Quite often property contracts will stipulate a settlement date of 30 days from the contract date. This can be a tight time frame to adhere to and a buyer (or seller) may have difficulty in fulfilling this obligation.
Contracts in Queensland provide that time is of the essence. This means that the deadlines for the fulfilment of conditions must be adhered to strictly. If this does not happen then a party (we will use the buyer for the purposes of this article) will be in breach of the contract.
If a buyer is in breach of the contract then the seller may:-
• Affirm the contract and sue the buyer for damages and/or specific performance (i.e. compel the buyer to complete the contract); or
• Terminate the contract, keep the deposit and sue the buyer for damages
Until recently, if a buyer could not settle on a given day then the buyer would have to request an extension of time from the seller. The seller did not have to grant that extension and so the buyer was at the mercy of the seller.
The standard REIQ contract was changed recently following a situation where a young couple had their contract terminated and lost their deposit because their bank was unable to settle on the nominated settlement date. As a result of that change either party may extend the settlement date by up to 5 business days from the scheduled settlement date.
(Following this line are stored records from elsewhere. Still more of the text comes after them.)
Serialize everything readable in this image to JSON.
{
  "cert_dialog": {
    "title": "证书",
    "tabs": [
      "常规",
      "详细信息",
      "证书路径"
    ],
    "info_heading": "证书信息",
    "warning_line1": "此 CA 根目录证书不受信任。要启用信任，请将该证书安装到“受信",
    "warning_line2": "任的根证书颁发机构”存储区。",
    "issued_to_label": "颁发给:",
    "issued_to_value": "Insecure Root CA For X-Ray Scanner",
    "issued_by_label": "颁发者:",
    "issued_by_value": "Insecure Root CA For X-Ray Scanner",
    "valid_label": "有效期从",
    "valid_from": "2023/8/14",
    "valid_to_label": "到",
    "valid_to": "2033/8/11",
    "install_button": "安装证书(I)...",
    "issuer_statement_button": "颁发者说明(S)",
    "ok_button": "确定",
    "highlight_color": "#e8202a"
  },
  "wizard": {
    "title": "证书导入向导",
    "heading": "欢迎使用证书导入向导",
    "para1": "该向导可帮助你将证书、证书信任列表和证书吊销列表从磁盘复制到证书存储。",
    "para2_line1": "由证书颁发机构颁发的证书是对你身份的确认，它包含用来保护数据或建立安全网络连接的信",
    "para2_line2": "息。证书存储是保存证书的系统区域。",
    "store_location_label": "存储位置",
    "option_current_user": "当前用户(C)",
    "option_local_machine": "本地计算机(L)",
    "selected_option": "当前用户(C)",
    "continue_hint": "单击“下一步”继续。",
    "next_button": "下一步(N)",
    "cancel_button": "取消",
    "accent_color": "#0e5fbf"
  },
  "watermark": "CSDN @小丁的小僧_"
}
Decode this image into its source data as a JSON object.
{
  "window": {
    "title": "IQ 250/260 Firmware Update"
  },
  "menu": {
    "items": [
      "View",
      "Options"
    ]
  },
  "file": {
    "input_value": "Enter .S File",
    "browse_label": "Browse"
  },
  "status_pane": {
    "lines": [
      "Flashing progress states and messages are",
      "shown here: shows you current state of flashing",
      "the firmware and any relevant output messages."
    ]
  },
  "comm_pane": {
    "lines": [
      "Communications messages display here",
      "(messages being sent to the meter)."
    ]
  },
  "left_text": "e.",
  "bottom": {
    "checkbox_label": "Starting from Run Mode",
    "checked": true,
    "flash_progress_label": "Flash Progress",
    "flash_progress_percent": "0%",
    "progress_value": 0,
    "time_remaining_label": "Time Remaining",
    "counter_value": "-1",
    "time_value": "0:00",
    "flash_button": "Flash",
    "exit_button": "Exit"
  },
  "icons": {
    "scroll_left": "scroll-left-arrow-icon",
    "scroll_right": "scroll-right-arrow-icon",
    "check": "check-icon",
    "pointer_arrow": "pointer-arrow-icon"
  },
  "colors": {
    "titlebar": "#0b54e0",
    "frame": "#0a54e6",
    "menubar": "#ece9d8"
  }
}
This would have saved the young couple form going through the experience of having their contract terminated and losing their deposit.